Election 2010: The nation decides
By Ian Dunt
Britain goes to the polls today in what is certain to be a historic moment in political history.
By the time the result is finalised sometime in the early hours of tomorrow, the country is almost certain to have a new government.
But if Labour somehow manages to cling on, it will still represent a historic fourth terms for the party, and one of the most impressive comebacks in British political history.
All three party leaders made their trip to the ballot box today, accompanied by their wives.
Meanwhile, an Ipsos-Mori poll for the Evening Standard today put Mr Cameron 44 seats short of an outright majority.
The Conservatives scored 36% support, Labour 29% and the Liberal Democrats 27%.
Due to the first-past-the-post system, that would translate into 282 Conservative MPs, 254 Labour and just 81 Lib Dems, with 33 others.
The earliest indication of how things have transpired will come at 22:00 BST, when polling stations close and the exit polls are released.

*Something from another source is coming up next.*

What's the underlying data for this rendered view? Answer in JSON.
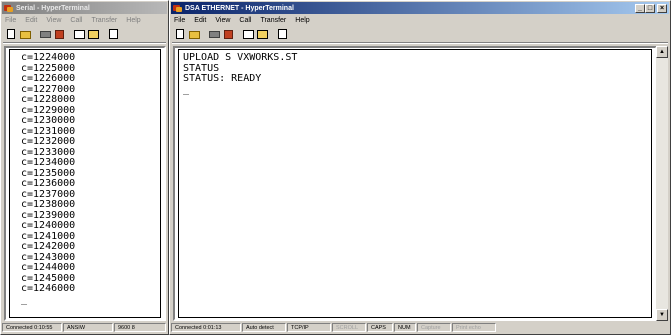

The first results should come in at 23:00, but a firm picture of how things have panned out will not be available until much later.
Most constituencies are conducting their counts overnight, although around 20 will wait until tomorrow morning.
Polling stations opened at 07:00 BST. Over 44 million people are registered, with a marked upswing in young people signing up in the wake of the first TV debate.
All three party leaders had voted before 11:30 BST. But early morning headlines were unexpectedly dominated by the lucky escape former Ukip leader Nigel Farage appears to have had following his involvement in a light plane crash. He is receiving treatment in hospital.
Local elections are also taking place today, with 164 councillors being elected to local authorities across England.
politics.co.uk will be covering events live from just before the polling stations close, bringing you all the results, comment, analysis and drama as it happens.